:: Entries shown

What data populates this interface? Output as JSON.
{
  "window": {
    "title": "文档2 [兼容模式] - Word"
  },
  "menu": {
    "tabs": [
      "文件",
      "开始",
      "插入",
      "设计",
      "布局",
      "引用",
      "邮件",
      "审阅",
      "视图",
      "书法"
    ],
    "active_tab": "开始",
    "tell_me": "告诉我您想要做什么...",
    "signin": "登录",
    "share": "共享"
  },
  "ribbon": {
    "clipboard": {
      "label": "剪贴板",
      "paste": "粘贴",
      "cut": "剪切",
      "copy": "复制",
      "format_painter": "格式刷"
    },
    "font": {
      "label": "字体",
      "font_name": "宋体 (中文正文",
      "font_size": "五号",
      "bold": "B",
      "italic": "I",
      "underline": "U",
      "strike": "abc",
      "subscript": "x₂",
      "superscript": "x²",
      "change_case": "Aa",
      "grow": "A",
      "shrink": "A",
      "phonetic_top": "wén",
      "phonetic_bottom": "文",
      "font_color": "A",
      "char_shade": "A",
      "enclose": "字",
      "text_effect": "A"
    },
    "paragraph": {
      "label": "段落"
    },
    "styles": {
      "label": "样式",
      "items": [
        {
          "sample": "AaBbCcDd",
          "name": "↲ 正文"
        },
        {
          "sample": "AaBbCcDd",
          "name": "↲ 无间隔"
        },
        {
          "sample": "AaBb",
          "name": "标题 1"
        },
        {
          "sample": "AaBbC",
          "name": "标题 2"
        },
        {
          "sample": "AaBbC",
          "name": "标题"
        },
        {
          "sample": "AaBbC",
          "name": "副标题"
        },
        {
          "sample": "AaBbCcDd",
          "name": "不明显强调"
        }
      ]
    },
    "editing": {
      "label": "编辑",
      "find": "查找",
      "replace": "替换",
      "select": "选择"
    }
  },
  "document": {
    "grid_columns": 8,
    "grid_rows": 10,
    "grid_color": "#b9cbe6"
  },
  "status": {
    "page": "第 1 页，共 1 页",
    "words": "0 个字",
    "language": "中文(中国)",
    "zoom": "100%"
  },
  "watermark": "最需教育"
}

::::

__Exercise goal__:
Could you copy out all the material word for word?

__Answer section__:
What data populates this interface? Output as JSON.
{
  "window": {
    "title": "文档2 [兼容模式] - Word"
  },
  "menu": {
    "tabs": [
      "文件",
      "开始",
      "插入",
      "设计",
      "布局",
      "引用",
      "邮件",
      "审阅",
      "视图",
      "书法"
    ],
    "active_tab": "开始",
    "tell_me": "告诉我您想要做什么...",
    "signin": "登录",
    "share": "共享"
  },
  "ribbon": {
    "clipboard": {
      "label": "剪贴板",
      "paste": "粘贴",
      "cut": "剪切",
      "copy": "复制",
      "format_painter": "格式刷"
    },
    "font": {
      "label": "字体",
      "font_name": "宋体 (中文正文",
      "font_size": "五号",
      "bold": "B",
      "italic": "I",
      "underline": "U",
      "strike": "abc",
      "subscript": "x₂",
      "superscript": "x²",
      "change_case": "Aa",
      "grow": "A",
      "shrink": "A",
      "phonetic_top": "wén",
      "phonetic_bottom": "文",
      "font_color": "A",
      "char_shade": "A",
      "enclose": "字",
      "text_effect": "A"
    },
    "paragraph": {
      "label": "段落"
    },
    "styles": {
      "label": "样式",
      "items": [
        {
          "sample": "AaBbCcDd",
          "name": "↲ 正文"
        },
        {
          "sample": "AaBbCcDd",
          "name": "↲ 无间隔"
        },
        {
          "sample": "AaBb",
          "name": "标题 1"
        },
        {
          "sample": "AaBbC",
          "name": "标题 2"
        },
        {
          "sample": "AaBbC",
          "name": "标题"
        },
        {
          "sample": "AaBbC",
          "name": "副标题"
        },
        {
          "sample": "AaBbCcDd",
          "name": "不明显强调"
        }
      ]
    },
    "editing": {
      "label": "编辑",
      "find": "查找",
      "replace": "替换",
      "select": "选择"
    }
  },
  "document": {
    "grid_columns": 8,
    "grid_rows": 10,
    "grid_color": "#b9cbe6"
  },
  "status": {
    "page": "第 1 页，共 1 页",
    "words": "0 个字",
    "language": "中文(中国)",
    "zoom": "100%"
  },
  "watermark": "最需教育"
}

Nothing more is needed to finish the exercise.